In a desperate attempt to connect with my father, I identified his one love. Gambling. Often my father would have house guest who could full the lounge room with the haze of cigar smoke and the smell of whisky. The most worn book in the library was one of the art of poker, it was not long after I discovered it that I had read it cover to cover. A world of high rolling, money, fame and reputation. After that life changing discovery I could recite the rules and formulas. I went to my dad and asked to
It was a few years ago, and I had gone grocery shopping with my mother. I’d always shop with her just so I could get out of the house, walk around, and pick out food that I wouldn’t have thought of for the grocery list. My mother was a conservative person. She had grown up on a farm in a small town where change would least occur. She was a spiteful person whose insecurities led her judgments. Despite her animosity to most things, she would tell me stories to inform me on matters she finds important, like how much money I should save for a car, or how she earned a high credit score. On our way home from the grocery store, she decided to tell me a story she heard from her coworker.

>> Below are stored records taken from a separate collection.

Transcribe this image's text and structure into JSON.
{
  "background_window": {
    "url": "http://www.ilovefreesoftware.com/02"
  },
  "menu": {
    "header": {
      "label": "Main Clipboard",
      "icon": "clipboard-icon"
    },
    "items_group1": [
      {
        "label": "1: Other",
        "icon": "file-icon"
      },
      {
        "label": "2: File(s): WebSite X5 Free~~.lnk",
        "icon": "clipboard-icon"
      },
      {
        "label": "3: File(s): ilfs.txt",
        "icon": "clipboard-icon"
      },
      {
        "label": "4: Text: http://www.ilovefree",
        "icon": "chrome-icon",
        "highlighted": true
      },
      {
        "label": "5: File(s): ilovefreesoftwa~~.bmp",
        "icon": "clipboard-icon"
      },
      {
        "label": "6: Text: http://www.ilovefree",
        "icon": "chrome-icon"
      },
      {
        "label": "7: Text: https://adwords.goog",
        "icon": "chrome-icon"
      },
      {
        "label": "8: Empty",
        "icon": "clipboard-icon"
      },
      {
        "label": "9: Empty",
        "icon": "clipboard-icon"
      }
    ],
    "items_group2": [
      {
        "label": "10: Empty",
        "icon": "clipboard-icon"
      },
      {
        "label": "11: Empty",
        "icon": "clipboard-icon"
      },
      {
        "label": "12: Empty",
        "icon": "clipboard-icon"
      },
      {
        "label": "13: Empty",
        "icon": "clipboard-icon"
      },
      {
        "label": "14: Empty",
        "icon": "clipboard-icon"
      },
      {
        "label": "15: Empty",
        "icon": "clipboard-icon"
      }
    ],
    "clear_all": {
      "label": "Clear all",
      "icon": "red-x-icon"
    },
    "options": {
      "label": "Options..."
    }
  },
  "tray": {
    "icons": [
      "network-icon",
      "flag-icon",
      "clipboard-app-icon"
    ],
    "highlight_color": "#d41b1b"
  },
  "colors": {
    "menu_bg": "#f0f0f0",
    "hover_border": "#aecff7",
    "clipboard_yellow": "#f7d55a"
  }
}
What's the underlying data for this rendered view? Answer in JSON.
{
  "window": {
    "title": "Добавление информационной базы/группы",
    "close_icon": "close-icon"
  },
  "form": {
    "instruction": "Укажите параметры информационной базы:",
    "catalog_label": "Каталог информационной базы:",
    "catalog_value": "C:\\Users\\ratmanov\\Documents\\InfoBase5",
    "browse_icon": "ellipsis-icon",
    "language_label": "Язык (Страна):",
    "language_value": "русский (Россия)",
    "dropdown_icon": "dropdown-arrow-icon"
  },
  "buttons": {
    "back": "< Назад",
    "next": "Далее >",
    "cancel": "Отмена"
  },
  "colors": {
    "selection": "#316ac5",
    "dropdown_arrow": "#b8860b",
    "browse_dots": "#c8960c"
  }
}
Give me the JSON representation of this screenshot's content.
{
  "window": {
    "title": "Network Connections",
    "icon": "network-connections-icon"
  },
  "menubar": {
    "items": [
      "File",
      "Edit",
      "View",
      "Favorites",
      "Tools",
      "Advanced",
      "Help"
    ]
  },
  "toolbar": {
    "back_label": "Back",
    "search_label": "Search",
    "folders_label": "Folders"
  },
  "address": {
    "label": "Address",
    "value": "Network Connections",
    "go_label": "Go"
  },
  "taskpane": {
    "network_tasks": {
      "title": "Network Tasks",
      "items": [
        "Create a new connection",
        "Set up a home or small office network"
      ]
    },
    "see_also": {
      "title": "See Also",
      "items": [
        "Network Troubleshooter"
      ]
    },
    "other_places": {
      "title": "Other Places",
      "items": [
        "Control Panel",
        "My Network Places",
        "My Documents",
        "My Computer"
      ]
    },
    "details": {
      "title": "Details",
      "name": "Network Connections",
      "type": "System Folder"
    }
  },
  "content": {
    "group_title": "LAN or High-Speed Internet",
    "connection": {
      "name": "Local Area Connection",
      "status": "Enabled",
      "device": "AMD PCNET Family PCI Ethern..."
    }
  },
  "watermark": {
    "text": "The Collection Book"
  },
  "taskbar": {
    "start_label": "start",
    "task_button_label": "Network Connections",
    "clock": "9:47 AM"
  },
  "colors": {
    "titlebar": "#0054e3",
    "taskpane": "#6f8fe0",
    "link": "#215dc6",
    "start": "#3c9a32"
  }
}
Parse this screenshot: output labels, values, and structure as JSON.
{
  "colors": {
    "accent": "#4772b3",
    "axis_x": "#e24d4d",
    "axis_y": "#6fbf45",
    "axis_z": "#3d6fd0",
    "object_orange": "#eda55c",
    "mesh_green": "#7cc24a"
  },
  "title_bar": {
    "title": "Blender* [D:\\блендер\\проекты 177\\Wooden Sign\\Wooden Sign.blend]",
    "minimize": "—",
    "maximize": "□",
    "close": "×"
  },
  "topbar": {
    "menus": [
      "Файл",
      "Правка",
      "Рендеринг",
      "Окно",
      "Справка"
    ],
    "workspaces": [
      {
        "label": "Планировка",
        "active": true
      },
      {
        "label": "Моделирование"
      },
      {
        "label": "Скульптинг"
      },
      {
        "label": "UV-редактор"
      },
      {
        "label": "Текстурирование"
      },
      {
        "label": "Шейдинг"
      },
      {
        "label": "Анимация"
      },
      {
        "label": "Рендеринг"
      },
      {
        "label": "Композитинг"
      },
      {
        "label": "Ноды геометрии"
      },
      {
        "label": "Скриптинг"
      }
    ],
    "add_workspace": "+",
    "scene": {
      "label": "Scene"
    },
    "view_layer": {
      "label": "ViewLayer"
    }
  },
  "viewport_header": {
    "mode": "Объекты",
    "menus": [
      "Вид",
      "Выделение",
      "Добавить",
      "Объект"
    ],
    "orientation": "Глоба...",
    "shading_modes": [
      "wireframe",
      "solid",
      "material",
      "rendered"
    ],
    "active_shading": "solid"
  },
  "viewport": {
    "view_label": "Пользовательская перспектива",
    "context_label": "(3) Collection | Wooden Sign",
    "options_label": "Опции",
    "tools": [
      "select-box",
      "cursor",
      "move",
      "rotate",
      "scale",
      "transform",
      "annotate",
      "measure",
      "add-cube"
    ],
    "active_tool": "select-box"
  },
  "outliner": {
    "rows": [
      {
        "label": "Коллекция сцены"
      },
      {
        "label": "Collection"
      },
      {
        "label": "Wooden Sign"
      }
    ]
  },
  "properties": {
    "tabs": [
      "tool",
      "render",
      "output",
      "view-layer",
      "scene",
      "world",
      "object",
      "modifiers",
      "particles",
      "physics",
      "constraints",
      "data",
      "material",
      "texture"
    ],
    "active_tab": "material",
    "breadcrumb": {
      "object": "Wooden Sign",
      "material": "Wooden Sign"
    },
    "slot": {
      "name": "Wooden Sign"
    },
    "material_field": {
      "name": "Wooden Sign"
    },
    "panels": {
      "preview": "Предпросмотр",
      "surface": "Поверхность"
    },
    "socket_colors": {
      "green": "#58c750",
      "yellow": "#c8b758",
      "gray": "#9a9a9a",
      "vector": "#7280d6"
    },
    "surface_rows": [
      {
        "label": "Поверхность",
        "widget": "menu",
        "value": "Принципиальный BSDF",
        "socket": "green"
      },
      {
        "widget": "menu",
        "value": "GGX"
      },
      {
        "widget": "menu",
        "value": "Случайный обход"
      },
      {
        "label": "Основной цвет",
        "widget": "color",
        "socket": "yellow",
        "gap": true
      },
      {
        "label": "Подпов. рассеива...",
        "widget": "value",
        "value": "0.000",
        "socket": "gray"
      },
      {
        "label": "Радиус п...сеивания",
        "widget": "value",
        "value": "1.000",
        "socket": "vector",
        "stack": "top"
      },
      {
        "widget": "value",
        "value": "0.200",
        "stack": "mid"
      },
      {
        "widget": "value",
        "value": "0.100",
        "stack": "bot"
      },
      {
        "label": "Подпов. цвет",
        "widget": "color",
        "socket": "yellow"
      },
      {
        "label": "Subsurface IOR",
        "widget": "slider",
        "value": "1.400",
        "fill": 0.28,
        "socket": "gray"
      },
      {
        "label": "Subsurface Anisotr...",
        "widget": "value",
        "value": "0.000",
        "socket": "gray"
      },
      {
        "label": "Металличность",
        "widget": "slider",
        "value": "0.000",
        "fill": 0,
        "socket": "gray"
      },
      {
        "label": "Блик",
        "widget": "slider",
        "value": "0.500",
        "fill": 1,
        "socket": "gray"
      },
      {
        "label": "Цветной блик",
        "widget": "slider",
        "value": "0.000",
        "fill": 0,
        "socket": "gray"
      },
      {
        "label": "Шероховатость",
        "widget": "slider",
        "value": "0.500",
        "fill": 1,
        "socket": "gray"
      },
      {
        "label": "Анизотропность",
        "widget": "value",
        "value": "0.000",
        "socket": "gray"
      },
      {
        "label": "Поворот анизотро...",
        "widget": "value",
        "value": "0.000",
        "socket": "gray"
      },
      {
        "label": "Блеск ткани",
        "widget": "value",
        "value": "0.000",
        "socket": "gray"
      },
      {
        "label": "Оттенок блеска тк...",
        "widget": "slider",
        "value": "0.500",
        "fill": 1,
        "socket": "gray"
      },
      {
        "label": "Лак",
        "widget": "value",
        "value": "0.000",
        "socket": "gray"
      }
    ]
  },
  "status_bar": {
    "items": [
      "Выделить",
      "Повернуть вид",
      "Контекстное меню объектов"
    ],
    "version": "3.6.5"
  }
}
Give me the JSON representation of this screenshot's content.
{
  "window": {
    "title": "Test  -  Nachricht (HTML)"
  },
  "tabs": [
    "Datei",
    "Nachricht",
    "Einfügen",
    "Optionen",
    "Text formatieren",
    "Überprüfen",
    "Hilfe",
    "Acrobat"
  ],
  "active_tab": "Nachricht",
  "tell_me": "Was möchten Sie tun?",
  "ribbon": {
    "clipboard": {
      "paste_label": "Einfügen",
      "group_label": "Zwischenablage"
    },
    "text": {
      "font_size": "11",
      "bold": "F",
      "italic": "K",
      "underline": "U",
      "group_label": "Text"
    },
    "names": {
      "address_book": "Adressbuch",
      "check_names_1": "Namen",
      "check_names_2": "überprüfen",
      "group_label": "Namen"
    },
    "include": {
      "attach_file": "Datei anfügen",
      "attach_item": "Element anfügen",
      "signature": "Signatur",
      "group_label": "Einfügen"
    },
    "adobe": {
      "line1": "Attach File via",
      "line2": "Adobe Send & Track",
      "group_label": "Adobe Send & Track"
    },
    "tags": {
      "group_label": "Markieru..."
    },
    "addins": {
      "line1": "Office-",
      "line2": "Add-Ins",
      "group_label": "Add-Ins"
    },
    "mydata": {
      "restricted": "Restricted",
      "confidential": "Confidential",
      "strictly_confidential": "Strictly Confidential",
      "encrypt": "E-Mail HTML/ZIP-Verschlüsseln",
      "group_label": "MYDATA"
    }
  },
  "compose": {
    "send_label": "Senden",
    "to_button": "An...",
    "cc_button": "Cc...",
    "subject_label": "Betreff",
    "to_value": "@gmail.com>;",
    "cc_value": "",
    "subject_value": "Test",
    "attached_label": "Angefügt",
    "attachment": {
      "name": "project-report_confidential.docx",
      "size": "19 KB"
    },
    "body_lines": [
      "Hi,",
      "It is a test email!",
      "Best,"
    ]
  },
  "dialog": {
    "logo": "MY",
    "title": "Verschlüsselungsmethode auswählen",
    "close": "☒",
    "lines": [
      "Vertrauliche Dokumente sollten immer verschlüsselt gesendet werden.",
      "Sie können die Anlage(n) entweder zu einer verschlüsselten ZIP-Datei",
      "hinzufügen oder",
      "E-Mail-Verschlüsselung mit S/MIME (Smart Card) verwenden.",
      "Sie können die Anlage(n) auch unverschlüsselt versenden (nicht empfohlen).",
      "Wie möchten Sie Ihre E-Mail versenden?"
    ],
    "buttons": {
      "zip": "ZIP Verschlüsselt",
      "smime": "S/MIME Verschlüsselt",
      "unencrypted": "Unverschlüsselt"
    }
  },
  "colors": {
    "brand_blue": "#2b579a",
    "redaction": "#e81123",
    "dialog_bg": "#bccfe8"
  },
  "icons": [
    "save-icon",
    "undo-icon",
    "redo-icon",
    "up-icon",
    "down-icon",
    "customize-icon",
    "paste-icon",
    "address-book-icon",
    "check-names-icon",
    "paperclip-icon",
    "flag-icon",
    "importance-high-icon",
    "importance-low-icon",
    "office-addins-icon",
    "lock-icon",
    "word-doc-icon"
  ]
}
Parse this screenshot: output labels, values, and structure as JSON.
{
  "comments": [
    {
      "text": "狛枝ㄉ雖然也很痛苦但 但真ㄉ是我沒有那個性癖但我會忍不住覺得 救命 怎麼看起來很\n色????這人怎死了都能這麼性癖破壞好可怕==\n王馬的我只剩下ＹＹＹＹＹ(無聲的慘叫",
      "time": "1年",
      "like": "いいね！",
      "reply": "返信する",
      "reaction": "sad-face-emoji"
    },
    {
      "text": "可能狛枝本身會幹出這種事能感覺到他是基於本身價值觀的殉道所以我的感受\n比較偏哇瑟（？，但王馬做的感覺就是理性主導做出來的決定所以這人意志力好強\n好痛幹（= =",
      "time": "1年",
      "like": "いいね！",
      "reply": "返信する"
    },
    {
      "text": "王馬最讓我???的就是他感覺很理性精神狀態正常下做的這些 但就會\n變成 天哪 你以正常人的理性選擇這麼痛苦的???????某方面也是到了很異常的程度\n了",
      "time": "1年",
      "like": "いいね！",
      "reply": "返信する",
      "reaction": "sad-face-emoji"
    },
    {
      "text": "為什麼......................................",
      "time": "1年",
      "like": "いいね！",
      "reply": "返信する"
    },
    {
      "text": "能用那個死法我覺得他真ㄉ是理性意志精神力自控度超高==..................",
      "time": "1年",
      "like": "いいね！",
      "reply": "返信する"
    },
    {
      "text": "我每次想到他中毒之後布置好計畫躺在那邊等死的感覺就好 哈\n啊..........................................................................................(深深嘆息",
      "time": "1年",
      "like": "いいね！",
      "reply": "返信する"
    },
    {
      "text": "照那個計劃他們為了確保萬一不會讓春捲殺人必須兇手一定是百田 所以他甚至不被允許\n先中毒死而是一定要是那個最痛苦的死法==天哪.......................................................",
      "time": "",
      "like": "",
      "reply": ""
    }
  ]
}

events in a person’s individual life that has an impact on the way they treat or interact with
I believe that the characters in “The Lottery” by Shirley Jackson are so willing to stone innocents to death is because they believe that it is for a good purpose. It is very similar to how the subjects of the Milgram experiment were alright – on a moral level – with shocking an innocent for the sake of scientific advancements. The citizens are not being ordered to continue with the lottery – Old Man Warner and Mr. Summers never explicitly say that continuing the lottery out of the question – but the two do imply their support for the lottery and its results. For whatever reason, the citizens genuinely believe that the lottery is worth continuing, despite its direct effects in the deaths of those who were once held dear to them. Similarly to
I suppose people that are acting under the effect of peer pressure still possess free will. However, some customs are so strong that it can override an individual’s ability to make choices. For example, Angie Bachman developed a gambling habit where she was visiting the casino every day. The compulsion she experienced to gamble made her feel unfocussed or bad-tempered on days she didn’t go to the casino: “It was a new sensation, so unexpected that she hardly knew it was a problem until it had taken hold of her life” (250). Bachman did not gamble because she wanted to, but she was doing it out of habit. She bought a house in Tennessee where gambling was illegal after she inherited money from her parents because she “didn’t want to fall back
During this time, my mother found that her diamond earrings were missing. She then subconsciously had a feeling that Becky knew where they were. My mother asked Becky about it and Becky just said she didn’t know anything about it, but that wasn’t the true story at all. By that time I was in Nebraska visiting my favorite aunt. A week went by and I had missed Mother’s day that year since our flight was canceled, so we stayed an extra day. The next day I finally get home, not to find a warm home with my family greeting me at the door, but instead to find my parents and my sister with a couple of suitcases in their hands walking to the car. I proceed to ask my mother what was wrong with my sister and she replied with “Yesterday Becky confessed that for the past year, she has been doing heroin.” My heart sank. I never thought it was that serious. My parents took her to rehab, and I went into my room and cried the rest of the day.